From another point of view, my wife, Gayle, also purchased the Merrell Pace Glove (the female version). She has been wearing them as everyday shoes and have found new muscles. This indicates to me, that she has found her shoes, in her situation, to be beneficial. She has NOT trained barefoot or minimalistic prior to her purchase. I think that she was the target audience for Merrell: People who want to try or transition to minimalistic.
I want to be clear about one thing...NEITHER MERRELL SHOE IS EVEN CLOSE TO BAREFOOT! They are more like an introduction shoe for people who want to consider minimalistic training. From Shod to minimalistic...Barefoot Tyler and other BFRs will tell you, its best to start to run totally barefoot first to get the maximal tactile feedback, develop your form, then pull back to minimalistic.. I have to agree!
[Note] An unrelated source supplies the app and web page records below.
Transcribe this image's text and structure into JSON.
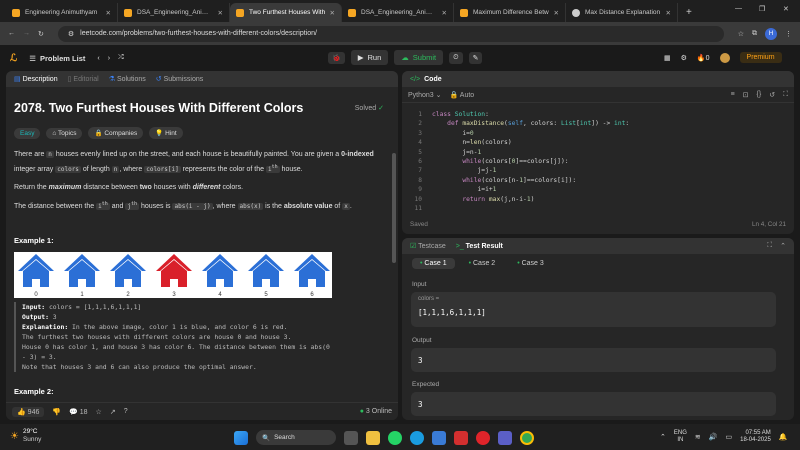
{
  "browser": {
    "tabs": [
      {
        "label": "Engineering Animuthyam"
      },
      {
        "label": "DSA_Engineering_Animuth"
      },
      {
        "label": "Two Furthest Houses With"
      },
      {
        "label": "DSA_Engineering_Animuth"
      },
      {
        "label": "Maximum Difference Betw"
      },
      {
        "label": "Max Distance Explanation"
      }
    ],
    "active_tab": 2,
    "url": "leetcode.com/problems/two-furthest-houses-with-different-colors/description/",
    "profile_initial": "H"
  },
  "toolbar": {
    "problem_list": "Problem List",
    "run": "Run",
    "submit": "Submit",
    "streak": "0",
    "premium": "Premium"
  },
  "left": {
    "tabs": [
      "Description",
      "Editorial",
      "Solutions",
      "Submissions"
    ],
    "title": "2078. Two Furthest Houses With Different Colors",
    "status": "Solved",
    "chips": [
      "Easy",
      "Topics",
      "Companies",
      "Hint"
    ],
    "p1_a": "There are ",
    "p1_n": "n",
    "p1_b": " houses evenly lined up on the street, and each house is beautifully painted. You are given a ",
    "p1_bold": "0-indexed",
    "p1_c": " integer array ",
    "p1_colors": "colors",
    "p1_d": " of length ",
    "p1_n2": "n",
    "p1_e": ", where ",
    "p1_ci": "colors[i]",
    "p1_f": " represents the color of the ",
    "p1_ith": "i",
    "p1_sup": "th",
    "p1_g": " house.",
    "p2_a": "Return the ",
    "p2_b": "maximum",
    "p2_c": " distance between ",
    "p2_d": "two",
    "p2_e": " houses with ",
    "p2_f": "different",
    "p2_g": " colors.",
    "p3_a": "The distance between the ",
    "p3_i": "i",
    "p3_sup1": "th",
    "p3_and": " and ",
    "p3_j": "j",
    "p3_sup2": "th",
    "p3_b": " houses is ",
    "p3_abs": "abs(i - j)",
    "p3_c": ", where ",
    "p3_absx": "abs(x)",
    "p3_d": " is the ",
    "p3_bold": "absolute value",
    "p3_e": " of ",
    "p3_x": "x",
    "p3_f": ".",
    "example1": "Example 1:",
    "house_labels": [
      "0",
      "1",
      "2",
      "3",
      "4",
      "5",
      "6"
    ],
    "house_colors": [
      "#2b6fd6",
      "#2b6fd6",
      "#2b6fd6",
      "#d9202a",
      "#2b6fd6",
      "#2b6fd6",
      "#2b6fd6"
    ],
    "ex_input_label": "Input:",
    "ex_input": " colors = [1,1,1,6,1,1,1]",
    "ex_output_label": "Output:",
    "ex_output": " 3",
    "ex_expl_label": "Explanation:",
    "ex_expl": " In the above image, color 1 is blue, and color 6 is red.",
    "ex_l2": "The furthest two houses with different colors are house 0 and house 3.",
    "ex_l3": "House 0 has color 1, and house 3 has color 6. The distance between them is abs(0",
    "ex_l4": "- 3) = 3.",
    "ex_l5": "Note that houses 3 and 6 can also produce the optimal answer.",
    "example2": "Example 2:",
    "likes": "946",
    "comments": "18",
    "online": "3 Online"
  },
  "code": {
    "header": "Code",
    "language": "Python3",
    "auto": "Auto",
    "line_numbers": [
      "1",
      "2",
      "3",
      "4",
      "5",
      "6",
      "7",
      "8",
      "9",
      "10",
      "11"
    ],
    "saved": "Saved",
    "cursor": "Ln 4, Col 21"
  },
  "testpanel": {
    "tabs": [
      "Testcase",
      "Test Result"
    ],
    "cases": [
      "Case 1",
      "Case 2",
      "Case 3"
    ],
    "input_label": "Input",
    "var_name": "colors =",
    "var_value": "[1,1,1,6,1,1,1]",
    "output_label": "Output",
    "output_value": "3",
    "expected_label": "Expected",
    "expected_value": "3"
  },
  "taskbar": {
    "temp": "29°C",
    "weather": "Sunny",
    "search": "Search",
    "lang": "ENG",
    "region": "IN",
    "time": "07:55 AM",
    "date": "18-04-2025"
  }
}
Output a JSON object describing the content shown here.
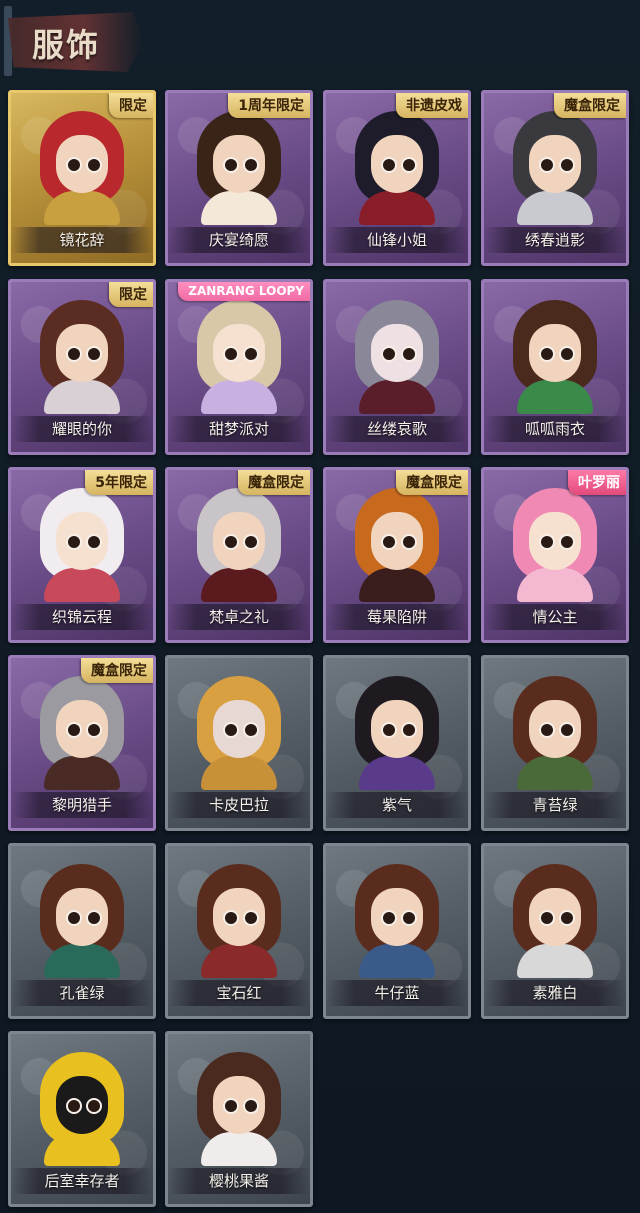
{
  "section_title": "服饰",
  "colors": {
    "background": "#0f1a24",
    "gold_card": "#d8b860",
    "purple_card": "#7a5c98",
    "gray_card": "#5a636b",
    "badge_gold": "#e6c878",
    "badge_pink": "#f06aa4"
  },
  "costumes": [
    {
      "name": "镜花辞",
      "badge": "限定",
      "frame": "gold",
      "hair": "#b8282c",
      "outfit": "#c8a040",
      "skin": "#f1d4bd"
    },
    {
      "name": "庆宴绮愿",
      "badge": "1周年限定",
      "frame": "purple",
      "hair": "#3a2418",
      "outfit": "#f4e8d8",
      "skin": "#f1d4bd"
    },
    {
      "name": "仙锋小姐",
      "badge": "非遗皮戏",
      "frame": "purple",
      "hair": "#1e1c2a",
      "outfit": "#8a1e28",
      "skin": "#f1d4bd"
    },
    {
      "name": "绣春逍影",
      "badge": "魔盒限定",
      "frame": "purple",
      "hair": "#3a3a3e",
      "outfit": "#c8cad0",
      "skin": "#f1d4bd"
    },
    {
      "name": "耀眼的你",
      "badge": "限定",
      "frame": "purple",
      "hair": "#5a2c22",
      "outfit": "#d8d0d4",
      "skin": "#f1d4bd"
    },
    {
      "name": "甜梦派对",
      "badge": "ZANRANG LOOPY",
      "frame": "purple",
      "hair": "#d8c8a8",
      "outfit": "#c8b0e0",
      "skin": "#f6e0d0"
    },
    {
      "name": "丝缕哀歌",
      "badge": "",
      "frame": "purple",
      "hair": "#8a8898",
      "outfit": "#5a1e2a",
      "skin": "#efe0e4"
    },
    {
      "name": "呱呱雨衣",
      "badge": "",
      "frame": "purple",
      "hair": "#4a2a1c",
      "outfit": "#3a8a4a",
      "skin": "#f1d4bd"
    },
    {
      "name": "织锦云程",
      "badge": "5年限定",
      "frame": "purple",
      "hair": "#f0ecf0",
      "outfit": "#c84a5a",
      "skin": "#f6e0d0"
    },
    {
      "name": "梵卓之礼",
      "badge": "魔盒限定",
      "frame": "purple",
      "hair": "#c8c4c8",
      "outfit": "#5a1a1e",
      "skin": "#f1d4bd"
    },
    {
      "name": "莓果陷阱",
      "badge": "魔盒限定",
      "frame": "purple",
      "hair": "#c86a1e",
      "outfit": "#3a1e1e",
      "skin": "#f1d4bd"
    },
    {
      "name": "情公主",
      "badge": "叶罗丽",
      "frame": "purple",
      "hair": "#f08ab4",
      "outfit": "#f4b8d0",
      "skin": "#f6e0d0"
    },
    {
      "name": "黎明猎手",
      "badge": "魔盒限定",
      "frame": "purple",
      "hair": "#9a9aa0",
      "outfit": "#4a2a24",
      "skin": "#f1d4bd"
    },
    {
      "name": "卡皮巴拉",
      "badge": "",
      "frame": "gray",
      "hair": "#d8a040",
      "outfit": "#c89038",
      "skin": "#e8d8d4"
    },
    {
      "name": "紫气",
      "badge": "",
      "frame": "gray",
      "hair": "#1e1a20",
      "outfit": "#5a3a8a",
      "skin": "#f1d4bd"
    },
    {
      "name": "青苔绿",
      "badge": "",
      "frame": "gray",
      "hair": "#5a2c1e",
      "outfit": "#4a6a3a",
      "skin": "#f1d4bd"
    },
    {
      "name": "孔雀绿",
      "badge": "",
      "frame": "gray",
      "hair": "#5a2c1e",
      "outfit": "#2a6a5a",
      "skin": "#f1d4bd"
    },
    {
      "name": "宝石红",
      "badge": "",
      "frame": "gray",
      "hair": "#5a2c1e",
      "outfit": "#8a2a2a",
      "skin": "#f1d4bd"
    },
    {
      "name": "牛仔蓝",
      "badge": "",
      "frame": "gray",
      "hair": "#5a2c1e",
      "outfit": "#3a5a8a",
      "skin": "#f1d4bd"
    },
    {
      "name": "素雅白",
      "badge": "",
      "frame": "gray",
      "hair": "#5a2c1e",
      "outfit": "#d8d8d8",
      "skin": "#f1d4bd"
    },
    {
      "name": "后室幸存者",
      "badge": "",
      "frame": "gray",
      "hair": "#e8c020",
      "outfit": "#e8c020",
      "skin": "#1a1a1a"
    },
    {
      "name": "樱桃果酱",
      "badge": "",
      "frame": "gray",
      "hair": "#4a2a1e",
      "outfit": "#f0ecec",
      "skin": "#f1d4bd"
    }
  ]
}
I wish that someone would make a non-fingered KSO style lace-up shoe while keeping the sole to a minimum. I sometimes wonder if I would be happier putting duct tape on my soles and run. (or "man up" and go 100% barefoot)
On a side note, After logging over 300 miles in my KSO's and barefoot, I discovered my shoe size has shrunk one whole size...I have regained my muscle tone that was stolen from me by Nike. BUT, now my $300 hiking boots that I wear backpacking, no longer fit properly..ughhhh
+++++++++++++++++++++++++++++++++++++++++++++++++++++++++++++++++++ Addendum: After three months, I find myself wearing these shoes on a daily basis for everyday living. I DO NOT RUN IN THEM. (I prefer VFF"s) It is a compromise with the so called "real world". I wear them without socks, nobody notices them and I can be "semi-minimalistic" while fitting into society. (If I had my way, I would live in VFF's or barefoot). So I will probably buy another pair when I wear these out.But will shop for something more minimalistic at that time. Alas, I am still waiting for a Vibram NO Finger version for everyday, society excepted use.
Dahlonega had some rain, along with the rest of the southeast. I skipped riding my bike to school and rode the stationary at the gym. This is definitely a different workout than the route I ride to school. The stationary bike tries to add "hills", but fails in relation to the hill I have to climb. Maybe I am just used to riding a bmx bike and the stationary bike may be accounting for a change in gears? Either way, it is a different workout being that it feels more cardio oriented than strength based. This isn't a bad thing.
After riding the bike I had a choice to make. Should I run around the .10 mile track or go outside in the wet mess? I really dislike that little circle. It is boring and strains my right knee and right arch since I have to make a right hand turn every 10 seconds. They also make me wear shoes... Screw it, I'd rather be wet!
I drove out to the park, kicked off my Vibrams, and started my run. This was supposed to be the longest run since I restarted, at an insane 2.5 miles. :P
About 0.5 miles into my run my knee started to feel uncomfortable. I stopped and stretched, paid attention to my form, and continued on. All was going well!
At the 2 mile mark I got tired of running in the road. I played on some gravel, which was kushy and massaged my feet as I ran across it. I also ran through some puddles, chased a bird, and got back on the road to finish at 2.7 miles. A little more than I had told myself I was going to run, but I was having a great time.